Listening to the BBC's popular 'Medical Matters' podcast recently, I was impressed by the effectiveness of three simple steps the NHS trialled in Bedfordshire to reduce the numbers of people who don't turn up on time for an appointment at their GP. 6 million missed appointments cost the health service millions of pounds a year, adding up to days of lost GP time, all because of 'do not attends' (DNAs). Traditional approaches to the problem have included sending out reminder letters and putting up posters in the waiting room telling patients how many people miss their appointment or how many GP days are lost.
The first and second steps are that when somebody is making an appointment, the patient is asked to write it down on a small card, rather than the receptionist doing it, and repeat back out loud the time and date (easier if people are on the phone). The third step is that posters were put up in the surgery focussing on the positive, saying that 95% of patients do turn up to their appointments on time.

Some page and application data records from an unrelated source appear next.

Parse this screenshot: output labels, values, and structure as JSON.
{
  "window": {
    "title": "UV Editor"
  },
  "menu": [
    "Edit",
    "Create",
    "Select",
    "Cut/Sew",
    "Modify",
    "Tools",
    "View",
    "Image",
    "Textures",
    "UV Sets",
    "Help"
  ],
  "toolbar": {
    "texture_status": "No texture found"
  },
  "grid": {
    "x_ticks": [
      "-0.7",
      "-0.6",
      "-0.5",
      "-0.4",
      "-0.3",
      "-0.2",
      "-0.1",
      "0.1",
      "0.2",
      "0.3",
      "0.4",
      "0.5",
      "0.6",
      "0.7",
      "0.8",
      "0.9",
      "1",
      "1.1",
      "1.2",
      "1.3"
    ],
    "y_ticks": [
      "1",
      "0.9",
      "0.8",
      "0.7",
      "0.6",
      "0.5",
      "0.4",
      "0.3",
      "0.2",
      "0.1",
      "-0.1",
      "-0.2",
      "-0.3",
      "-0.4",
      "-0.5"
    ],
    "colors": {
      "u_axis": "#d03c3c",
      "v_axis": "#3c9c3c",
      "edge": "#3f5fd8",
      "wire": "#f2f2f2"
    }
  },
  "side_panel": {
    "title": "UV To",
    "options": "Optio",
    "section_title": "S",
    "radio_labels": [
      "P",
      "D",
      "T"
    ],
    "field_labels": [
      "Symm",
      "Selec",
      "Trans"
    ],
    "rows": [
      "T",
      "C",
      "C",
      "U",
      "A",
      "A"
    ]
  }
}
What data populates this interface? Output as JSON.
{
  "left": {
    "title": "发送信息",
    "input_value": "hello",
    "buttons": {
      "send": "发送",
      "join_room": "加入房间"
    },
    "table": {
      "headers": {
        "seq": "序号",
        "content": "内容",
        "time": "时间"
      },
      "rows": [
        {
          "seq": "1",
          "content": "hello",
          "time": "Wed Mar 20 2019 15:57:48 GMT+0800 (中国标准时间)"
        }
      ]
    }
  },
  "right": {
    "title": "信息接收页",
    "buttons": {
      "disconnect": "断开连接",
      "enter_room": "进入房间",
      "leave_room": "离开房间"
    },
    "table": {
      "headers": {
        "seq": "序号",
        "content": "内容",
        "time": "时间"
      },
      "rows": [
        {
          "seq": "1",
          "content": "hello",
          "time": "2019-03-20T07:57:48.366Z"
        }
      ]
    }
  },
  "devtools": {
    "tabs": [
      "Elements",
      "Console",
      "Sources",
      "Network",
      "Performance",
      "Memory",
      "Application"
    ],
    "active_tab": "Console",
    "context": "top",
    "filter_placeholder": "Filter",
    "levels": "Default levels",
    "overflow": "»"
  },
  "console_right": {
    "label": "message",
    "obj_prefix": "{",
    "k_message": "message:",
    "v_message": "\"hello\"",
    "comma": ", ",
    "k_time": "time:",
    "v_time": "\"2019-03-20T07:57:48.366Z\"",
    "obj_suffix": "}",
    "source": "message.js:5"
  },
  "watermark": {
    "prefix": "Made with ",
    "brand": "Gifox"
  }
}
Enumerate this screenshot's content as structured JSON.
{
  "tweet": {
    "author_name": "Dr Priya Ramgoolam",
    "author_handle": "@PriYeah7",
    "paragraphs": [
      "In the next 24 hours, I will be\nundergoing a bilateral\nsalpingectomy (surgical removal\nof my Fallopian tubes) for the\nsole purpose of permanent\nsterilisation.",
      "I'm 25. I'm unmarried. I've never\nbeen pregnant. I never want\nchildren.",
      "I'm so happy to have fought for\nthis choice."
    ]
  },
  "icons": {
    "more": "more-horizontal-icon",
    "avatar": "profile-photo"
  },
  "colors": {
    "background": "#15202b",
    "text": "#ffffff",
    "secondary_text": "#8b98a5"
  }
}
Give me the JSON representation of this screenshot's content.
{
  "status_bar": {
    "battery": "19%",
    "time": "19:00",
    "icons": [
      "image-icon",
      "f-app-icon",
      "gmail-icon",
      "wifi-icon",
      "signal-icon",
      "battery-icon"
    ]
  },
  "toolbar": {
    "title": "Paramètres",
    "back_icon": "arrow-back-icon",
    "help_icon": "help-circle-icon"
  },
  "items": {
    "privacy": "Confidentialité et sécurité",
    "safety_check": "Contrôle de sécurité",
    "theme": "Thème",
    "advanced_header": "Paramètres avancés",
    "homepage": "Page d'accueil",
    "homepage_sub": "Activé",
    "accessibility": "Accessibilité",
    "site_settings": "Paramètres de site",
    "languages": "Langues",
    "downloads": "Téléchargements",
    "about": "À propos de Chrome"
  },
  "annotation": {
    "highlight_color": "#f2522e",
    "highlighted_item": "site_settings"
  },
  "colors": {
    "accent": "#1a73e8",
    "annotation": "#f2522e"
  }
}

The numbers of no-shows have fallen dramatically in the areas where this approach has been trialled, and the staff at GPs have been amazed at how successful these inexpensive and simple steps are. 'Do not attends' were reduced in total by nearly 32%! The most influencial single action was asking people themselves to write down the details of their appointment, which reduced no-shows by 18%. With the posters, the traditional message enabled people to think it's normal to not attend on time, and the people who didn't turn up don't see the posters anyway!
The principles at work here come, unsurprisingly, from social psychology. Professor Cialdini, who was behind the trial, explains that we all prefer to follow through on commitments we have made (especially if they are made publically), and that we like to follow the lead of people similar to us. So, writing down and repeating back the appointment time is making an active commitment, and seeing the poster saying what a large number of people do turn up on time makes us think that 'I want to be part of that 95%'!
So, how can we apply these principles to walking more often, or walking further? Take a challenge on the Walk4Life website, but then tell people about the challenge you have chosen! Tell your friends and family (they might join you in the challenge, you never know!), tell them in person or on facebook or twitter! We all know that we are more likely to remember things if we write them down. Look for a walking group to join near you, and write down the walks you want to join them on! Start to feel like you are the sort of person who walks regulary - walks to the bus stop instead of jumping into a car, walks to the shops or school, walks to take the recycling. And, if you are a parent with the opportunity for your child to join a walking bus, try the techniques with other parents, "will you drop your child off at the start point?", or "will you help escort the children tomorrow?" - "yes, I will"!